Mamie Grace with her twin brother Brooks



Please see our video and photos

from last year's events on YouTube


I was about 12 weeks pregnant with twins when I discovered that one of my babies would be born with Down syndrome. I was immediately told that I could have a selective reduction. A doctor could do a procedure that would end my little girl’s life and allow her twin brother to go on. It was a horrible thing to think about while still in shock from the news.

After a lot of tears and a great deal of thought, we came to peace with our decision to carry on with the pregnancy and embrace both of our children. We knew this little girl would have a huge impact on our sons’ lives and make our family a better one.

In the beginning, we didn’t think we would be capable of raising a child with Down syndrome. Boy, were we wrong!

Unfortunately, our society is programmed to believe that people with Down syndrome don’t have the same value as others.

The pain and strife we experienced during that time could have been avoided or at least minimized. If we had known more about Down syndrome, or if our society was more accepting, our reaction may have been one of joy instead of sadness. Having a child with Down syndrome isn’t a curse; it is, as many parents will tell you, a blessing.

Our blessing didn’t last. Sweet Mamie Grace died after suffering complications from heart surgery. Our pain is ever-present and my guilt as a mother for not embracing her from the very beginning continues to this day.


People would always say, "Oh she's so cute." I didn't believe them, I thought they were just being nice. I couldn't see it until it was too late. It was the weekend before her surgery when something finally clicked in me and I saw what everyone else could already see. Mamie Grace was precious and really was very cute. It's not easy for me to admit or to talk about but it's necessary for so many reasons. I wish I had known. I wish I had kown just how special and beautiful people with Down syndrome really are. 

It is my hope for parents who first learn they might have a child with Down syndrome, to be able rejoice and not regret. That is why we have chosen to raise money for NDSS. They work everyday to not only improve the lives of people with Down syndrome but also educate those who don’t yet see how amazing these people can be.

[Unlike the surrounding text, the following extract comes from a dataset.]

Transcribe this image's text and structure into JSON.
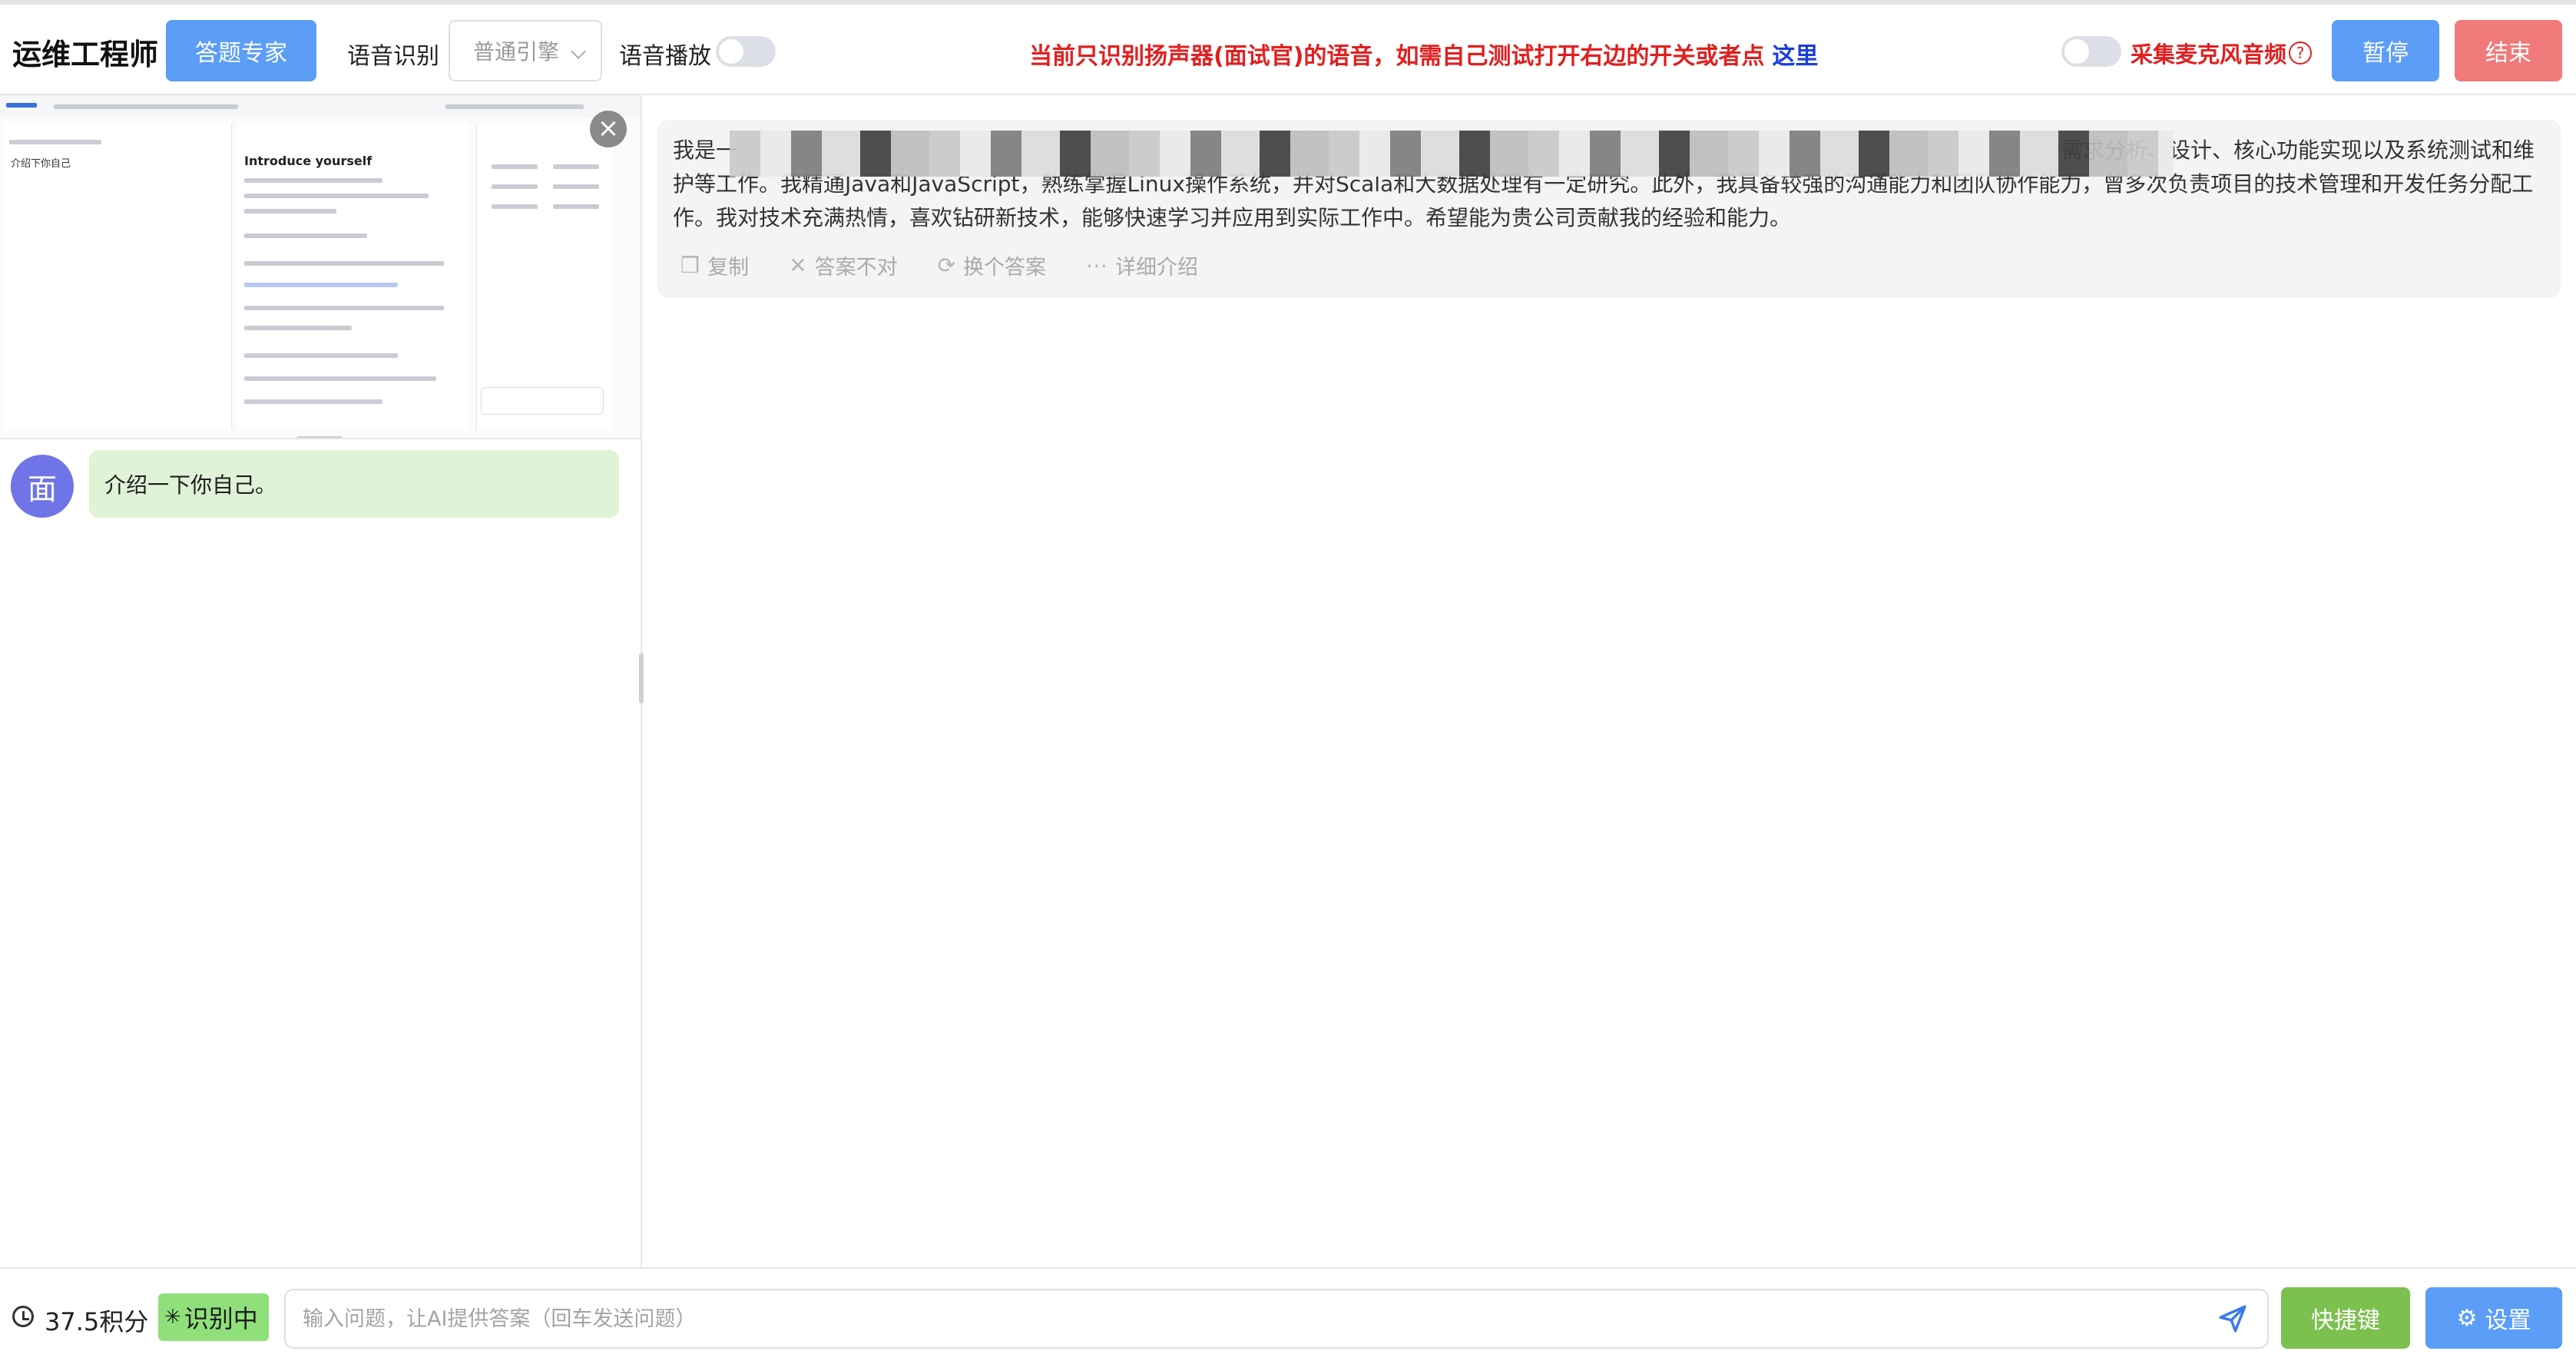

NDSS has been dedicated to making a marked difference for people with Down syndrome since 1979. NDSS works to create a culture that fully accepts and includes the more than 400,000 Americans with Down syndrome. NDSS envisions a world in which all people with Down syndrome have the opportunity to enhance their quality of life, realize their life aspirations, and become valued members of welcoming communities.

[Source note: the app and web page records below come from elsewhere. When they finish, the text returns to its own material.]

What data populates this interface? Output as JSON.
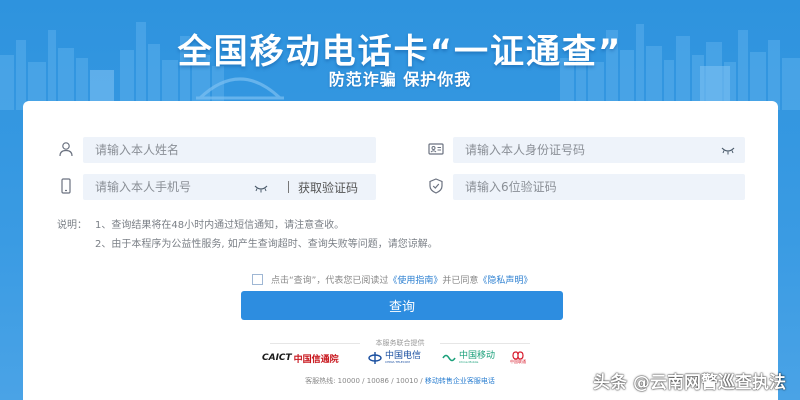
{
  "banner": {
    "title": "全国移动电话卡“一证通查”",
    "subtitle": "防范诈骗 保护你我"
  },
  "form": {
    "name_placeholder": "请输入本人姓名",
    "id_placeholder": "请输入本人身份证号码",
    "phone_placeholder": "请输入本人手机号",
    "get_code_label": "获取验证码",
    "code_placeholder": "请输入6位验证码"
  },
  "notes": {
    "label": "说明：",
    "line1": "1、查询结果将在48小时内通过短信通知，请注意查收。",
    "line2": "2、由于本程序为公益性服务, 如产生查询超时、查询失败等问题，请您谅解。"
  },
  "agreement": {
    "prefix": "点击“查询”，代表您已阅读过",
    "terms_link": "《使用指南》",
    "middle": "并已同意",
    "privacy_link": "《隐私声明》"
  },
  "submit_label": "查询",
  "footer": {
    "provided_by": "本服务联合提供",
    "caict_mark": "CAICT",
    "caict_name": "中国信通院",
    "telecom_name": "中国电信",
    "telecom_en": "CHINA TELECOM",
    "mobile_name": "中国移动",
    "mobile_en": "China Mobile",
    "unicom_name": "中国联通",
    "hotline_text": "客服热线: 10000 / 10086 / 10010 /",
    "hotline_link": "移动转售企业客服电话"
  },
  "watermark": "头条 @云南网警巡查执法",
  "colors": {
    "banner_blue": "#2e93de",
    "button_blue": "#2d8de0",
    "link_blue": "#2b7fd1",
    "field_bg": "#eef3fa",
    "caict_red": "#c8161d",
    "telecom_blue": "#1a4fa0",
    "mobile_teal": "#1aa07a",
    "unicom_red": "#d7182a"
  }
}
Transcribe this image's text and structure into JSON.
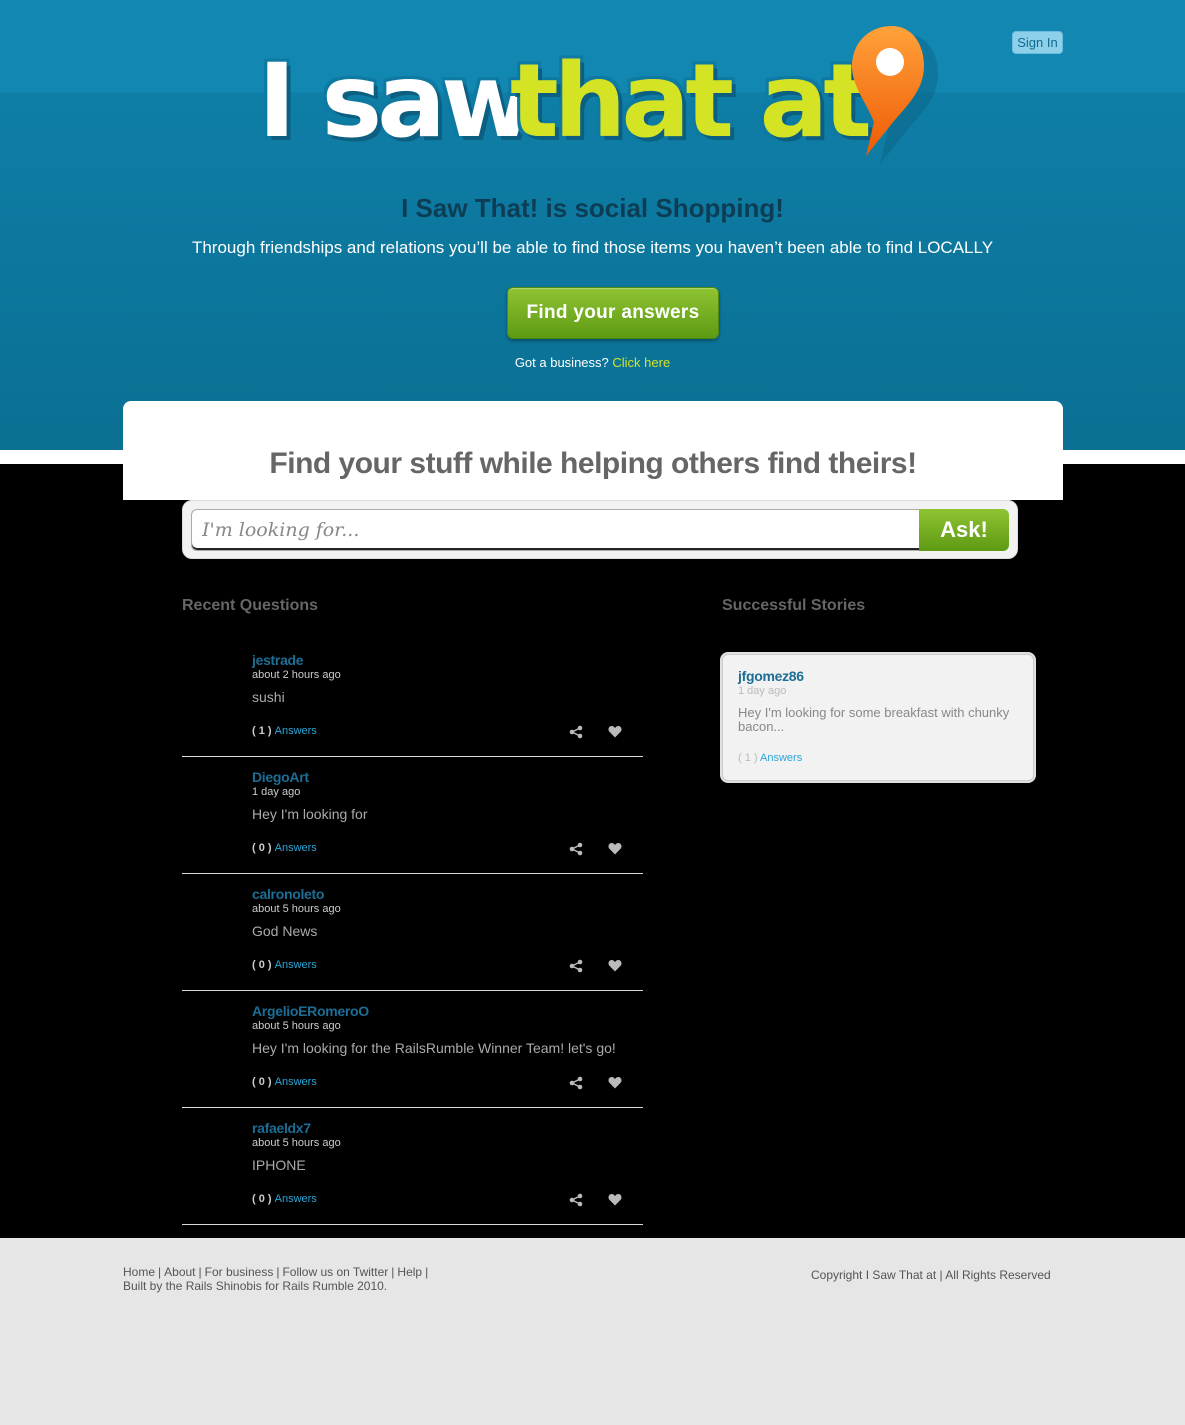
{
  "header": {
    "signin_label": "Sign In",
    "logo": {
      "word1": "I saw",
      "word2": "that at"
    },
    "tagline": "I Saw That! is social Shopping!",
    "subline": "Through friendships and relations you’ll be able to find those items you haven’t been able to find LOCALLY",
    "cta_label": "Find your answers",
    "business_prefix": "Got a business?",
    "business_link": "Click here"
  },
  "panel": {
    "heading": "Find your stuff while helping others find theirs!"
  },
  "search": {
    "placeholder": "I'm looking for...",
    "value": "",
    "ask_label": "Ask!"
  },
  "recent": {
    "title": "Recent Questions",
    "answers_label": "Answers",
    "items": [
      {
        "user": "jestrade",
        "time": "about 2 hours ago",
        "text": "sushi",
        "count": "( 1 )"
      },
      {
        "user": "DiegoArt",
        "time": "1 day ago",
        "text": "Hey I'm looking for",
        "count": "( 0 )"
      },
      {
        "user": "calronoleto",
        "time": "about 5 hours ago",
        "text": "God News",
        "count": "( 0 )"
      },
      {
        "user": "ArgelioERomeroO",
        "time": "about 5 hours ago",
        "text": "Hey I'm looking for the RailsRumble Winner Team! let's go!",
        "count": "( 0 )"
      },
      {
        "user": "rafaeldx7",
        "time": "about 5 hours ago",
        "text": "IPHONE",
        "count": "( 0 )"
      }
    ]
  },
  "stories": {
    "title": "Successful Stories",
    "items": [
      {
        "user": "jfgomez86",
        "time": "1 day ago",
        "text": "Hey I'm looking for some breakfast with chunky bacon...",
        "count": "( 1 )",
        "answers_label": "Answers"
      }
    ]
  },
  "footer": {
    "links": [
      "Home",
      "About",
      "For business",
      "Follow us on Twitter",
      "Help"
    ],
    "built": "Built by the Rails Shinobis for Rails Rumble 2010.",
    "copyright": "Copyright I Saw That at | All Rights Reserved"
  },
  "colors": {
    "hero_blue": "#1187b1",
    "accent_green": "#6fae1e",
    "logo_yellow": "#d4e425",
    "pin_orange": "#f57a10",
    "username_blue": "#1d6e96",
    "link_cyan": "#2aa7d8"
  }
}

In loving memory of our little Mamie Grace.

Warm regards,
Elizabeth Manresa and Teddy Eynon